----- Source records -----

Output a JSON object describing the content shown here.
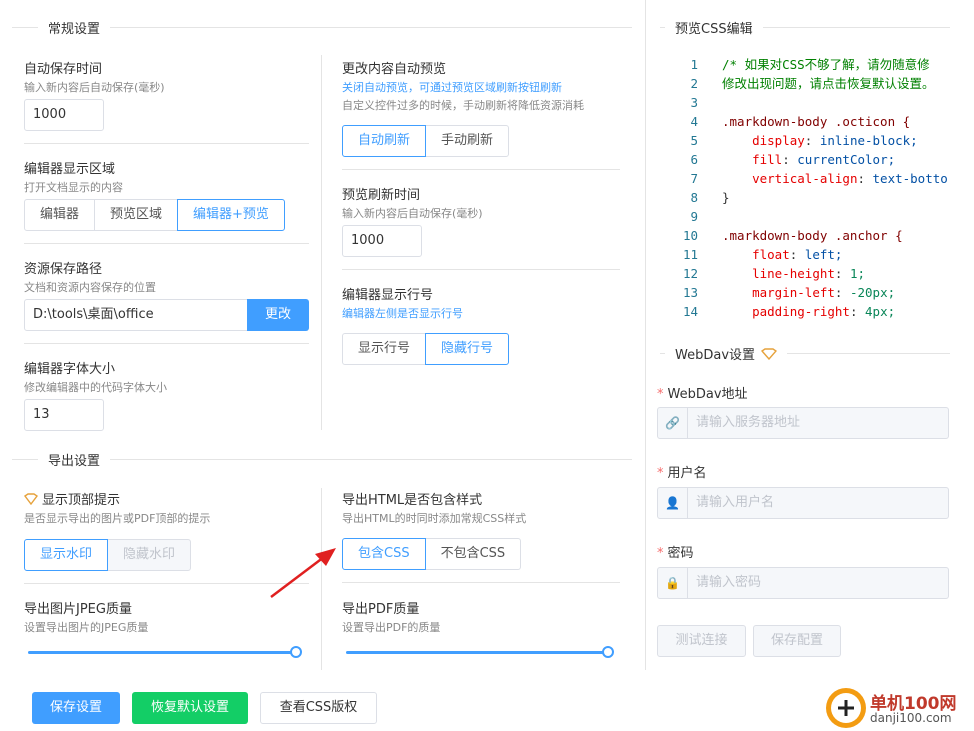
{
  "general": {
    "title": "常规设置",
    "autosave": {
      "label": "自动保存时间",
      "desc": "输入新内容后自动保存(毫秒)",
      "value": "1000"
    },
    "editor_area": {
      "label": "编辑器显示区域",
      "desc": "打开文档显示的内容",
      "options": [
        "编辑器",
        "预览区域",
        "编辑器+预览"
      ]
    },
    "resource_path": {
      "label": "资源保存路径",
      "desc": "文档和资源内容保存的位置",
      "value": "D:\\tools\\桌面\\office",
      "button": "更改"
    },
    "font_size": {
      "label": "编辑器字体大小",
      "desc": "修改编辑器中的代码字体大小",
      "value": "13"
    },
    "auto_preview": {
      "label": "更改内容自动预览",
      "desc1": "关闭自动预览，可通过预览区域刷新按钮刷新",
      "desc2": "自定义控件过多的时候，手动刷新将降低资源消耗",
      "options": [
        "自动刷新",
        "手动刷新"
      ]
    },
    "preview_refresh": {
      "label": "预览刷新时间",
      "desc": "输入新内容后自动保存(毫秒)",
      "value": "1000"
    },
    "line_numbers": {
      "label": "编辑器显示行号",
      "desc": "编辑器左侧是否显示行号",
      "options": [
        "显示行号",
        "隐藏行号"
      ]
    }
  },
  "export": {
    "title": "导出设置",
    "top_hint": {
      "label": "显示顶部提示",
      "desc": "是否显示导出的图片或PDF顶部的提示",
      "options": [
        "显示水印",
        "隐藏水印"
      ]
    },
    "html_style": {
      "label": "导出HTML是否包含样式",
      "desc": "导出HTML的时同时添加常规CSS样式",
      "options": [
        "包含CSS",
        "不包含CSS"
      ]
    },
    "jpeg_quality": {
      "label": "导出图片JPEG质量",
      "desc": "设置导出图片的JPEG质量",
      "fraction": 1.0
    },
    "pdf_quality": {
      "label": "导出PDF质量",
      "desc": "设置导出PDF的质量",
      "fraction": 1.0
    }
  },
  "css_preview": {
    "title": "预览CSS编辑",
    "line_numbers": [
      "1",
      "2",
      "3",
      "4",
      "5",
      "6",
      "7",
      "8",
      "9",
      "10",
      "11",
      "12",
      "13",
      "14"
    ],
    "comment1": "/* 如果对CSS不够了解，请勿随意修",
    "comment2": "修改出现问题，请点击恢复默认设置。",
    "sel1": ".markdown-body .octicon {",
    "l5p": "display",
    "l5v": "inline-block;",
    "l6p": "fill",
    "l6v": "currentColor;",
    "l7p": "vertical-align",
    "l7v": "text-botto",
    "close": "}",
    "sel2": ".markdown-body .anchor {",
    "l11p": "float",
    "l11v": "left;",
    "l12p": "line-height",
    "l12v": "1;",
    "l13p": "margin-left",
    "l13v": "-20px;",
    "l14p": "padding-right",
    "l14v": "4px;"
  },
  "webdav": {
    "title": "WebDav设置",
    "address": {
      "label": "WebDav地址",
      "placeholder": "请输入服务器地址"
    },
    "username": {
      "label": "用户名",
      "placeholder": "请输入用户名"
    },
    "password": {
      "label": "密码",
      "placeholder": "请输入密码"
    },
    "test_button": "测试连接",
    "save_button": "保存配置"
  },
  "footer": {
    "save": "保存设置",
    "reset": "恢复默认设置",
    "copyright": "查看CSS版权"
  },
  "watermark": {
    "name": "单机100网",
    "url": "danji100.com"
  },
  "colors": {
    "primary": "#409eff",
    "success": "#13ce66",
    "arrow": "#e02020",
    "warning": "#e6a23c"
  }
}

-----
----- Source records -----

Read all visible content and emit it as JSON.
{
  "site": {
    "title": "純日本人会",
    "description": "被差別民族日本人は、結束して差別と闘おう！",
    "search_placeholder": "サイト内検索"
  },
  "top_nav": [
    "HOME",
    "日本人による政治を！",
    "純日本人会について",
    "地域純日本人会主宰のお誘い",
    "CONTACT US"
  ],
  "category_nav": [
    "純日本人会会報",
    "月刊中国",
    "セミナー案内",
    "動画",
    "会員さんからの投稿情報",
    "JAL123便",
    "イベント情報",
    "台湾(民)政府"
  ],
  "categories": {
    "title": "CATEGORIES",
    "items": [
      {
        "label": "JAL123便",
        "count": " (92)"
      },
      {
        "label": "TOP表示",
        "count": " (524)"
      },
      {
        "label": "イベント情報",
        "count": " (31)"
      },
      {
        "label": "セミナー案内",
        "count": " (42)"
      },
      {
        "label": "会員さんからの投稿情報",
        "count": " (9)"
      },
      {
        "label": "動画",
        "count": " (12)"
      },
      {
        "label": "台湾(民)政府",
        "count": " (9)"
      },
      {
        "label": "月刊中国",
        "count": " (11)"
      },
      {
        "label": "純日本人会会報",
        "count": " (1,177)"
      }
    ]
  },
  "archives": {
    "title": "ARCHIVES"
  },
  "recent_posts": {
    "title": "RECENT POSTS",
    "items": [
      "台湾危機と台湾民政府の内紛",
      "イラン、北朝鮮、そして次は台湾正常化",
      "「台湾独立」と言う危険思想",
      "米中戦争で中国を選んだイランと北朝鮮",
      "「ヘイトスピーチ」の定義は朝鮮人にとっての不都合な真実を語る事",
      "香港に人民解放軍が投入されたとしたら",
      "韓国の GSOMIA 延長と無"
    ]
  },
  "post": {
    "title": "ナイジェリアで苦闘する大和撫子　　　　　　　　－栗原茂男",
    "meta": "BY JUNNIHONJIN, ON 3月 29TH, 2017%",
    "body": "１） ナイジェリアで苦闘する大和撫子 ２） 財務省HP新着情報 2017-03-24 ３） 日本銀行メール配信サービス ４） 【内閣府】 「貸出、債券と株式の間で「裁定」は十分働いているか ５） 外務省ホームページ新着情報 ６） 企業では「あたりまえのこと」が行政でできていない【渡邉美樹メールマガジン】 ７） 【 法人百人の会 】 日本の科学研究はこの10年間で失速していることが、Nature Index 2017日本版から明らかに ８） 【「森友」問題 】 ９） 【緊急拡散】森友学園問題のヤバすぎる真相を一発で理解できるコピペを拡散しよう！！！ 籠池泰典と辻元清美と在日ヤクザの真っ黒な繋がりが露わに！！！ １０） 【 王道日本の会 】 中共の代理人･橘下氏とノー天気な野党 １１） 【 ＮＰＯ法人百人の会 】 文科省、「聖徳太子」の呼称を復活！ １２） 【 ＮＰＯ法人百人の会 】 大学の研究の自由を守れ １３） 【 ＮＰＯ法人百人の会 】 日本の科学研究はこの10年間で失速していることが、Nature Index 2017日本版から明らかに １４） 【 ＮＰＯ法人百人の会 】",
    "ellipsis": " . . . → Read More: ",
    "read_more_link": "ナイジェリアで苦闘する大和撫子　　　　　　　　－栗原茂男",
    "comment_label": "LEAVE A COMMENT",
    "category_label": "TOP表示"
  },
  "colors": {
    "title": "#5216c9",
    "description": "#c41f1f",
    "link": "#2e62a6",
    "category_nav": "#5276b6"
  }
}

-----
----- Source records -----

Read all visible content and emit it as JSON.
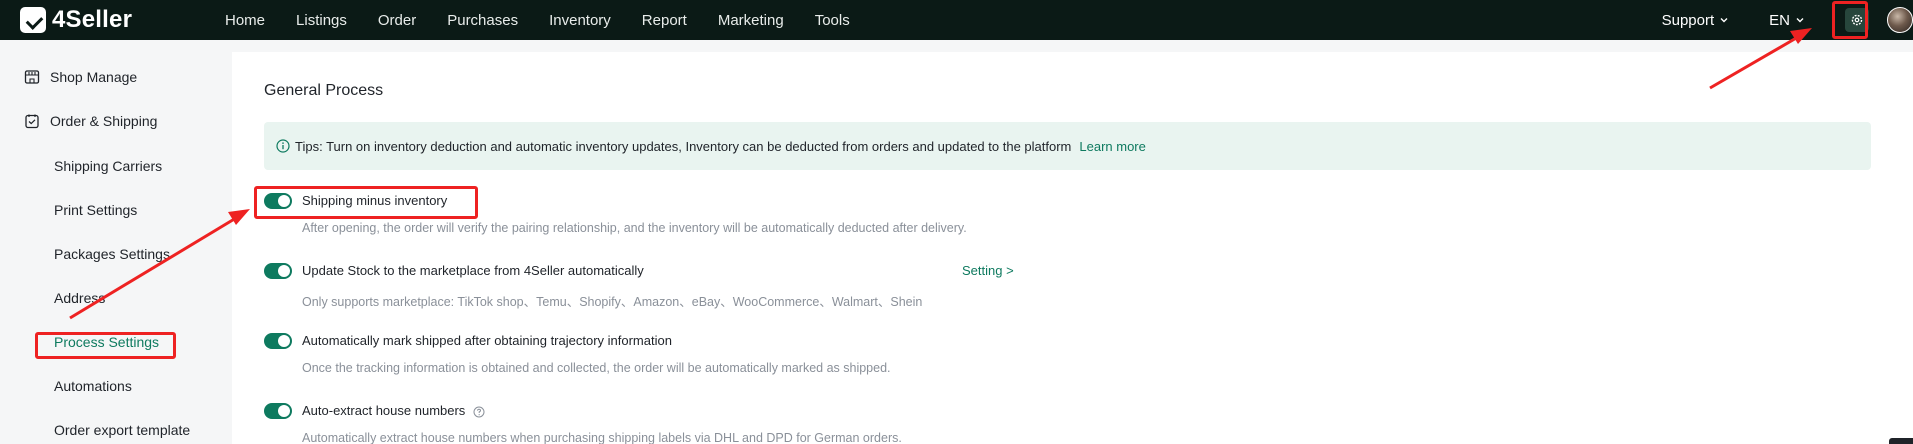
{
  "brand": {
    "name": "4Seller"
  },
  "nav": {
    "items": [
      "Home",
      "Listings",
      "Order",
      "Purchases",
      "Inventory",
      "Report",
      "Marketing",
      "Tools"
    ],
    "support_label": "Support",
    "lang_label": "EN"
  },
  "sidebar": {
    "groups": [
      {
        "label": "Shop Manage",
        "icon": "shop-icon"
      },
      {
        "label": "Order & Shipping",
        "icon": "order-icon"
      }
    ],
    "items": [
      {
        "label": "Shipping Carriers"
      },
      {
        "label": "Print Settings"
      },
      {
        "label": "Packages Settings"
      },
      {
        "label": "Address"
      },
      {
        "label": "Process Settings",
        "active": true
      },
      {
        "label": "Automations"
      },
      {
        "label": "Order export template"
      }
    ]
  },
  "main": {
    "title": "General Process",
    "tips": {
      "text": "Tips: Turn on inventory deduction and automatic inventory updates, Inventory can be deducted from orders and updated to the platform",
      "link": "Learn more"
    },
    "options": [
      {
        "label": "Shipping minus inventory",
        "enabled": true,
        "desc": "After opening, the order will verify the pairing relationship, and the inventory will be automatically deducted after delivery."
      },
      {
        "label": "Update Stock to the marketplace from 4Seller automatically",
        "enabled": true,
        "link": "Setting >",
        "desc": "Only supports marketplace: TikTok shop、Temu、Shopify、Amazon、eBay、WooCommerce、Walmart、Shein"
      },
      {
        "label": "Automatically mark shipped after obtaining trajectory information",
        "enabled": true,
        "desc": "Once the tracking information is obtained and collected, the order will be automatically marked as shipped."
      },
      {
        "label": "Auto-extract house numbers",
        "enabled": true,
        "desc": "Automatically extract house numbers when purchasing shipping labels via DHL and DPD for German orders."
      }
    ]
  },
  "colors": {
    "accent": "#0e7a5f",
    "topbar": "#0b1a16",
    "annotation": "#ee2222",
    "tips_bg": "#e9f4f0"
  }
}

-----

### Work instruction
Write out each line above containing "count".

### Response to this exercise
        "count": " (92)"
        "count": " (524)"
        "count": " (31)"
        "count": " (42)"
        "count": " (9)"
        "count": " (12)"
        "count": " (9)"
        "count": " (11)"
        "count": " (1,177)"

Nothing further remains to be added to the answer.